▸ What you will do:
Determine how many lines in the entries below include the word "icon", and reply with that number alone.

▸ Records for this exercise:
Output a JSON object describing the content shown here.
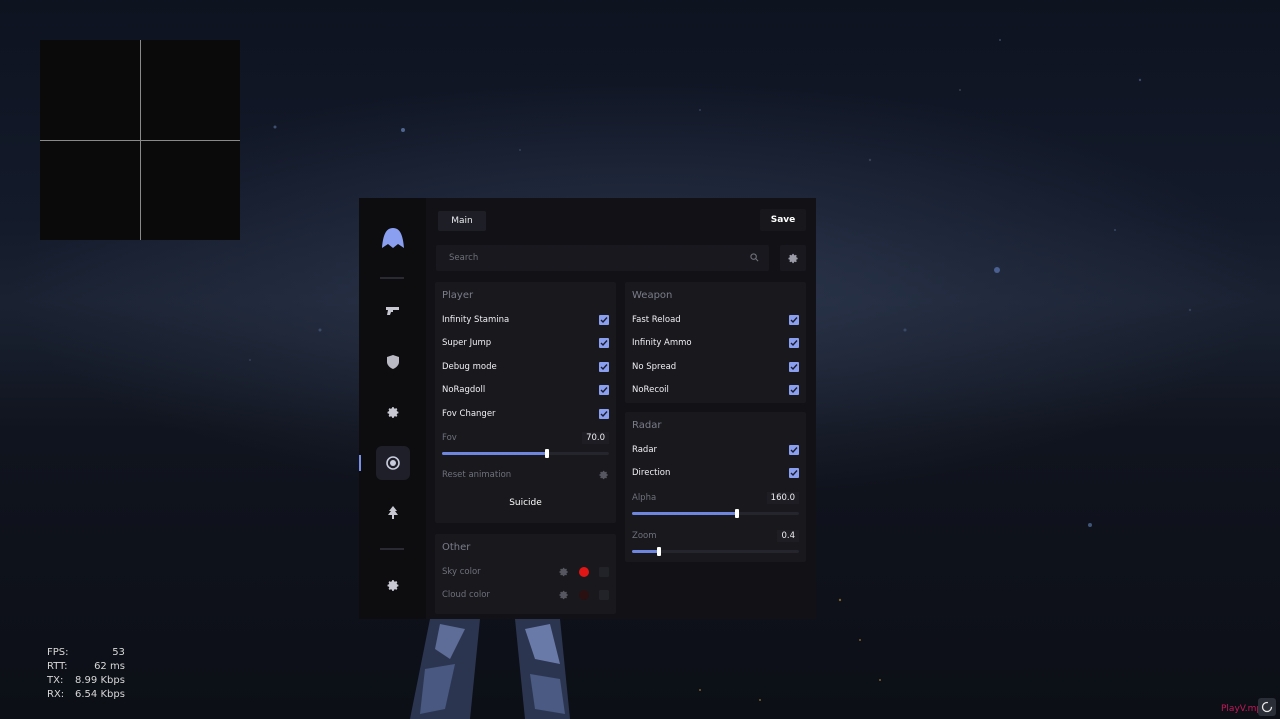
{
  "menu": {
    "tab_main": "Main",
    "save_label": "Save",
    "search_placeholder": "Search",
    "accent": "#8b9ff0",
    "sidebar": [
      "logo-icon",
      "gun-icon",
      "shield-icon",
      "gear-icon",
      "target-icon",
      "car-icon",
      "gear-icon"
    ],
    "player": {
      "title": "Player",
      "items": [
        {
          "label": "Infinity Stamina",
          "checked": true
        },
        {
          "label": "Super Jump",
          "checked": true
        },
        {
          "label": "Debug mode",
          "checked": true
        },
        {
          "label": "NoRagdoll",
          "checked": true
        },
        {
          "label": "Fov Changer",
          "checked": true
        }
      ],
      "fov_label": "Fov",
      "fov_value": "70.0",
      "fov_fraction": 0.63,
      "reset_label": "Reset animation",
      "suicide_label": "Suicide"
    },
    "weapon": {
      "title": "Weapon",
      "items": [
        {
          "label": "Fast Reload",
          "checked": true
        },
        {
          "label": "Infinity Ammo",
          "checked": true
        },
        {
          "label": "No Spread",
          "checked": true
        },
        {
          "label": "NoRecoil",
          "checked": true
        }
      ]
    },
    "radar": {
      "title": "Radar",
      "items": [
        {
          "label": "Radar",
          "checked": true
        },
        {
          "label": "Direction",
          "checked": true
        }
      ],
      "alpha_label": "Alpha",
      "alpha_value": "160.0",
      "alpha_fraction": 0.63,
      "zoom_label": "Zoom",
      "zoom_value": "0.4",
      "zoom_fraction": 0.16
    },
    "other": {
      "title": "Other",
      "sky_label": "Sky color",
      "sky_color": "#e01515",
      "cloud_label": "Cloud color",
      "cloud_color": "#2a1010"
    }
  },
  "stats": {
    "fps_key": "FPS:",
    "fps": "53",
    "rtt_key": "RTT:",
    "rtt": "62 ms",
    "tx_key": "TX:",
    "tx": "8.99 Kbps",
    "rx_key": "RX:",
    "rx": "6.54 Kbps"
  },
  "watermark": "PlayV.mp"
}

▸ Completed task:
7